War's Wounded Find Guidance in Aftermath
Saturday, March 29, 2008
Capt. Darrick Gutting is the friendliest guy in Ward 57.
The bald-headed, 40-year-old Pennsylvanian roams the halls, engaging passersby -- soldiers and medical staff -- in conversations that are equal parts jive and heartfelt concern.
"Sorry, man, but this is part of being a chaplain, too," Gutting said after talking with a male nurse for 10 minutes about a favorite hunting store in West Virginia. "You gotta let the people know that you care."
Gutting is one of 10 military chaplains in the pastoral care department at Walter Reed Army Medical Center. They come from Catholic, Baptist, Methodist, Charismatic and evangelical churches. There is also a rabbi on contract and two volunteer Muslim and Hindu clerics.
The chaplains at Walter Reed provide spiritual advice and a listening ear to soldiers, staff and families. They also guide many amputee soldiers through the difficult process of coming to terms with a new reality.
As of Feb. 29, the most recent date available, 705 amputees from Iraq and Afghanistan had been treated in Army facilities, including 555 at Walter Reed, according to a Walter Reed spokeswoman. There are about 150 amputee patients in some stage of healing and rehabilitation at Walter Reed.

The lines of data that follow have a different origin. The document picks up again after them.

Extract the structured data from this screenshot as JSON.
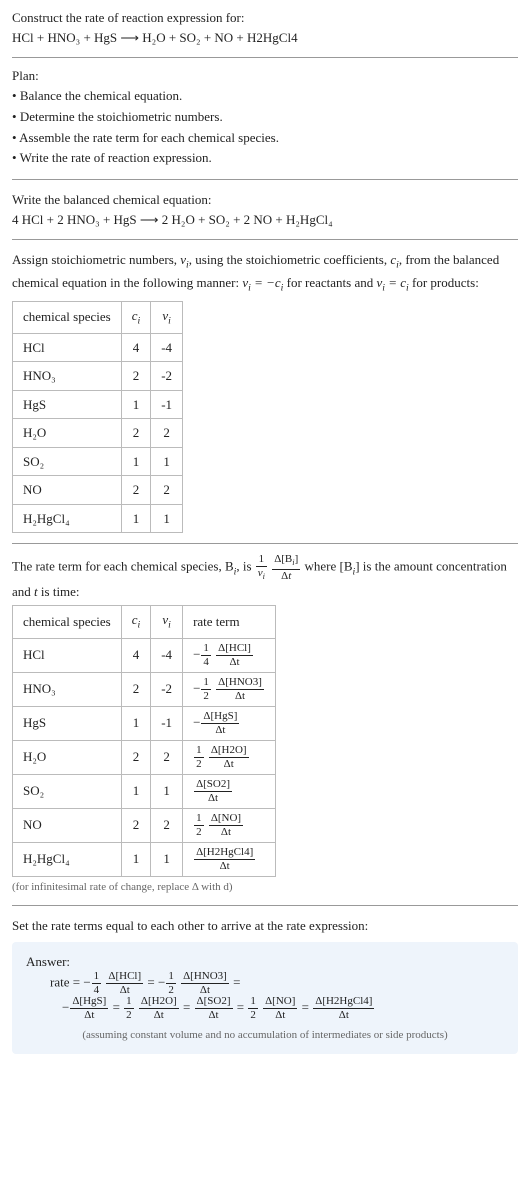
{
  "intro": {
    "line1": "Construct the rate of reaction expression for:",
    "line2": "HCl + HNO₃ + HgS ⟶ H₂O + SO₂ + NO + H2HgCl4"
  },
  "plan": {
    "heading": "Plan:",
    "items": [
      "Balance the chemical equation.",
      "Determine the stoichiometric numbers.",
      "Assemble the rate term for each chemical species.",
      "Write the rate of reaction expression."
    ]
  },
  "balanced": {
    "heading": "Write the balanced chemical equation:",
    "equation": "4 HCl + 2 HNO₃ + HgS ⟶ 2 H₂O + SO₂ + 2 NO + H₂HgCl₄"
  },
  "assign_text_a": "Assign stoichiometric numbers, ",
  "assign_text_b": ", using the stoichiometric coefficients, ",
  "assign_text_c": ", from the balanced chemical equation in the following manner: ",
  "assign_text_d": " for reactants and ",
  "assign_text_e": " for products:",
  "table1": {
    "headers": [
      "chemical species",
      "cᵢ",
      "νᵢ"
    ],
    "rows": [
      [
        "HCl",
        "4",
        "-4"
      ],
      [
        "HNO₃",
        "2",
        "-2"
      ],
      [
        "HgS",
        "1",
        "-1"
      ],
      [
        "H₂O",
        "2",
        "2"
      ],
      [
        "SO₂",
        "1",
        "1"
      ],
      [
        "NO",
        "2",
        "2"
      ],
      [
        "H₂HgCl₄",
        "1",
        "1"
      ]
    ]
  },
  "rate_term_a": "The rate term for each chemical species, B",
  "rate_term_b": ", is ",
  "rate_term_c": " where [B",
  "rate_term_d": "] is the amount concentration and ",
  "rate_term_e": " is time:",
  "table2": {
    "headers": [
      "chemical species",
      "cᵢ",
      "νᵢ",
      "rate term"
    ],
    "rows": [
      {
        "sp": "HCl",
        "c": "4",
        "v": "-4",
        "neg": true,
        "coef_num": "1",
        "coef_den": "4",
        "dnum": "Δ[HCl]",
        "dden": "Δt"
      },
      {
        "sp": "HNO₃",
        "c": "2",
        "v": "-2",
        "neg": true,
        "coef_num": "1",
        "coef_den": "2",
        "dnum": "Δ[HNO3]",
        "dden": "Δt"
      },
      {
        "sp": "HgS",
        "c": "1",
        "v": "-1",
        "neg": true,
        "coef_num": "",
        "coef_den": "",
        "dnum": "Δ[HgS]",
        "dden": "Δt"
      },
      {
        "sp": "H₂O",
        "c": "2",
        "v": "2",
        "neg": false,
        "coef_num": "1",
        "coef_den": "2",
        "dnum": "Δ[H2O]",
        "dden": "Δt"
      },
      {
        "sp": "SO₂",
        "c": "1",
        "v": "1",
        "neg": false,
        "coef_num": "",
        "coef_den": "",
        "dnum": "Δ[SO2]",
        "dden": "Δt"
      },
      {
        "sp": "NO",
        "c": "2",
        "v": "2",
        "neg": false,
        "coef_num": "1",
        "coef_den": "2",
        "dnum": "Δ[NO]",
        "dden": "Δt"
      },
      {
        "sp": "H₂HgCl₄",
        "c": "1",
        "v": "1",
        "neg": false,
        "coef_num": "",
        "coef_den": "",
        "dnum": "Δ[H2HgCl4]",
        "dden": "Δt"
      }
    ]
  },
  "infinitesimal_note": "(for infinitesimal rate of change, replace Δ with d)",
  "final_heading": "Set the rate terms equal to each other to arrive at the rate expression:",
  "answer": {
    "label": "Answer:",
    "rate_prefix": "rate = ",
    "terms": [
      {
        "neg": true,
        "coef_num": "1",
        "coef_den": "4",
        "dnum": "Δ[HCl]",
        "dden": "Δt"
      },
      {
        "neg": true,
        "coef_num": "1",
        "coef_den": "2",
        "dnum": "Δ[HNO3]",
        "dden": "Δt"
      },
      {
        "neg": true,
        "coef_num": "",
        "coef_den": "",
        "dnum": "Δ[HgS]",
        "dden": "Δt"
      },
      {
        "neg": false,
        "coef_num": "1",
        "coef_den": "2",
        "dnum": "Δ[H2O]",
        "dden": "Δt"
      },
      {
        "neg": false,
        "coef_num": "",
        "coef_den": "",
        "dnum": "Δ[SO2]",
        "dden": "Δt"
      },
      {
        "neg": false,
        "coef_num": "1",
        "coef_den": "2",
        "dnum": "Δ[NO]",
        "dden": "Δt"
      },
      {
        "neg": false,
        "coef_num": "",
        "coef_den": "",
        "dnum": "Δ[H2HgCl4]",
        "dden": "Δt"
      }
    ],
    "assumption": "(assuming constant volume and no accumulation of intermediates or side products)"
  }
}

Regardless of religious or cultural background, many of them wake up at some point and ask very similar questions: Why? Why did this happen to me?
"As chaplains, we are not peddlers of religion," said Col. Charles Howell, senior chaplain at Walter Reed and a 52-year-old Mississippi native. "We allow them to ask the questions and then show them a host of answers out there."

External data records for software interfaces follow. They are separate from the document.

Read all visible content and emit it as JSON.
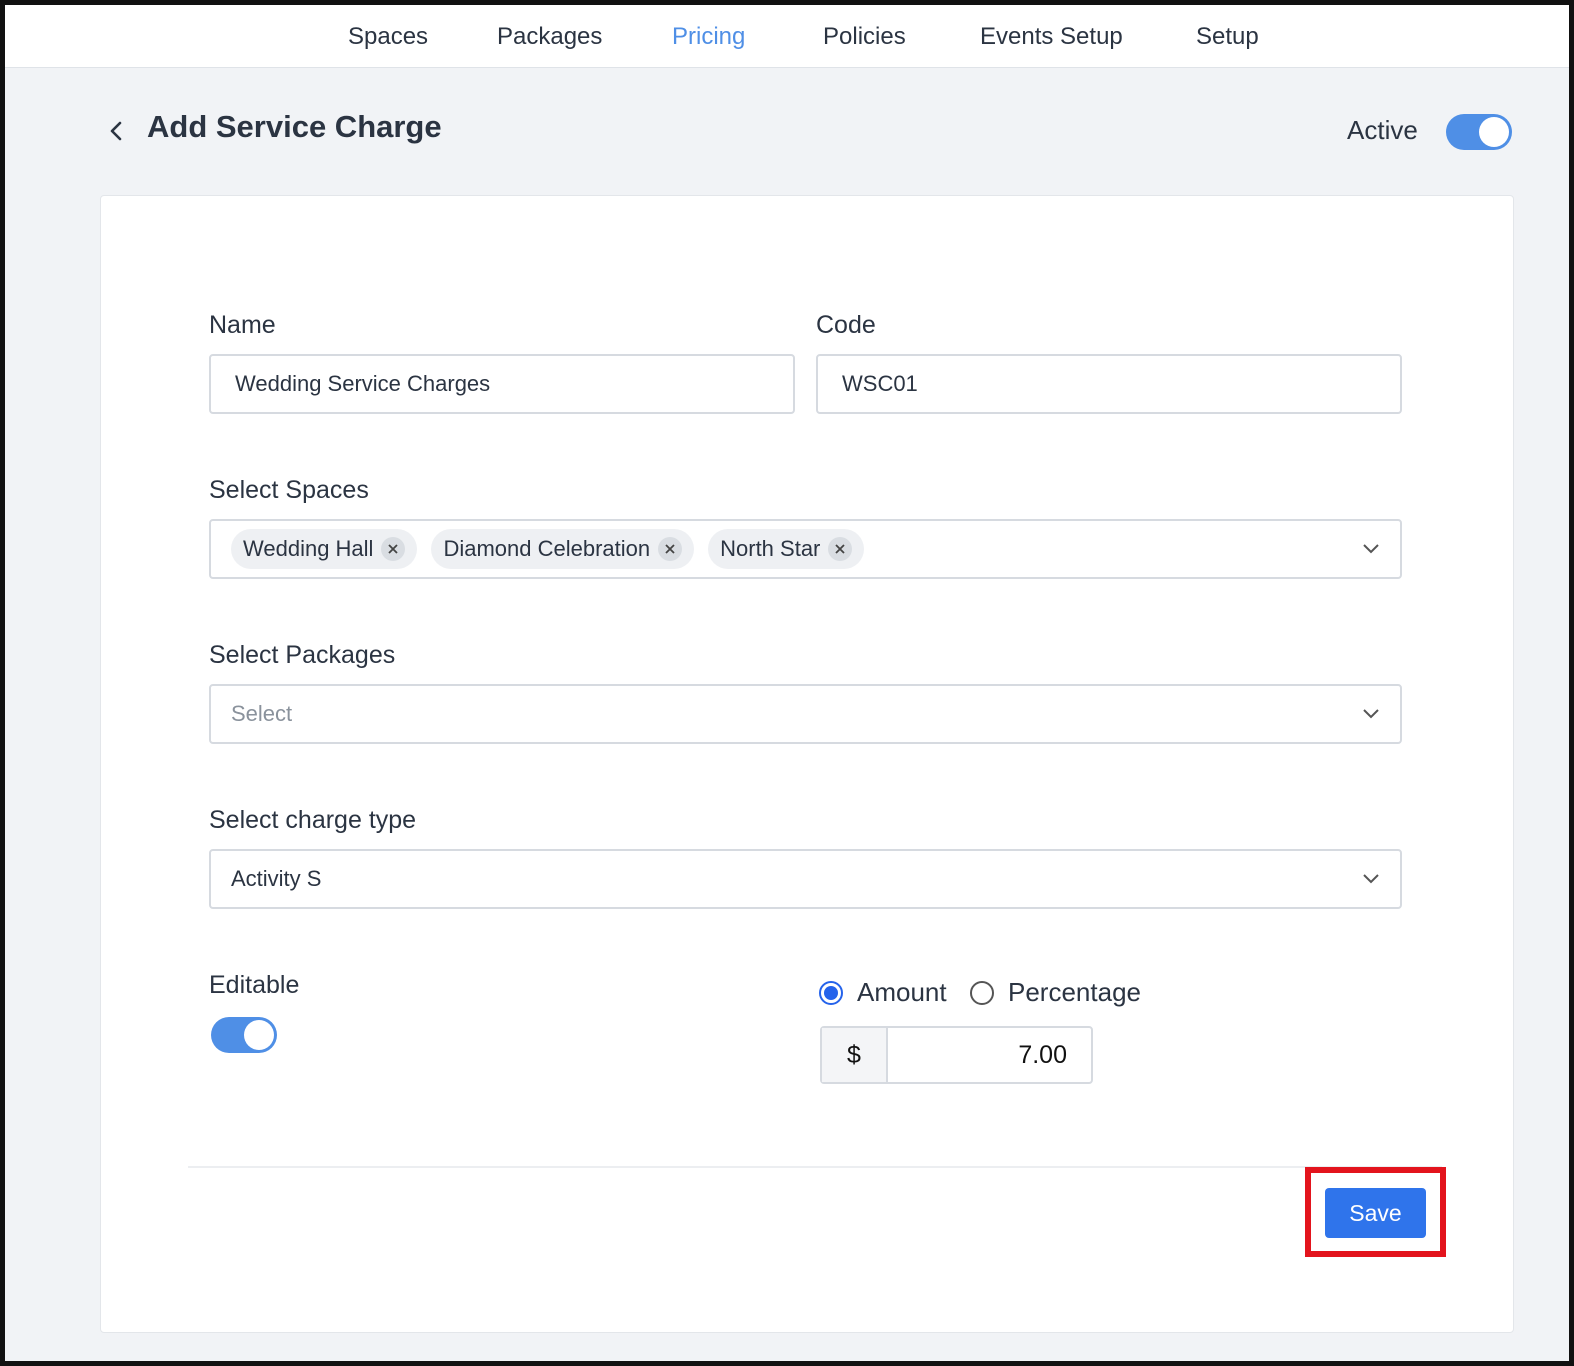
{
  "nav": {
    "items": [
      {
        "label": "Spaces",
        "active": false
      },
      {
        "label": "Packages",
        "active": false
      },
      {
        "label": "Pricing",
        "active": true
      },
      {
        "label": "Policies",
        "active": false
      },
      {
        "label": "Events Setup",
        "active": false
      },
      {
        "label": "Setup",
        "active": false
      }
    ]
  },
  "header": {
    "title": "Add Service Charge",
    "active_label": "Active",
    "active_on": true
  },
  "form": {
    "name_label": "Name",
    "name_value": "Wedding Service Charges",
    "code_label": "Code",
    "code_value": "WSC01",
    "spaces_label": "Select Spaces",
    "spaces": [
      "Wedding Hall",
      "Diamond Celebration",
      "North Star"
    ],
    "packages_label": "Select Packages",
    "packages_placeholder": "Select",
    "charge_type_label": "Select charge type",
    "charge_type_value": "Activity S",
    "editable_label": "Editable",
    "editable_on": true,
    "mode_amount_label": "Amount",
    "mode_percentage_label": "Percentage",
    "selected_mode": "Amount",
    "currency_symbol": "$",
    "amount_value": "7.00",
    "save_label": "Save"
  },
  "colors": {
    "accent": "#4f8fe6",
    "save_button": "#2f74eb",
    "highlight": "#e3141d"
  }
}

The chaplains face a range of emotions among the amputees: anger, sadness, fear and joy, or some mixture thereof, Howell said. Some soldiers become angry at God, or the Army, he said. Others go straight to gratitude and happiness that they are alive at all.
"Everyone has a pretty good idea of what they project their life to be," Howell said, "but when you wake up with an injury that leads to amputation, you begin to realize things aren't going to happen the way you thought."
The chaplains help them transition, mentally and spiritually, back to some form of active duty or civilian life. About 40 percent of them want to go back to active duty; 14 percent actually do, Howell said.
"They are trying to adapt to the phantom children they might never have, or that phantom job they might never have, or that phantom future that has now been canceled or changed," Howell said.
When Cpl. Jeffrey Reffner, 25, approached in his wheelchair, Gutting greeted him like a long-lost friend. The stubble on Reffner's face and his shaggy hairstyle indicated that he had been here awhile.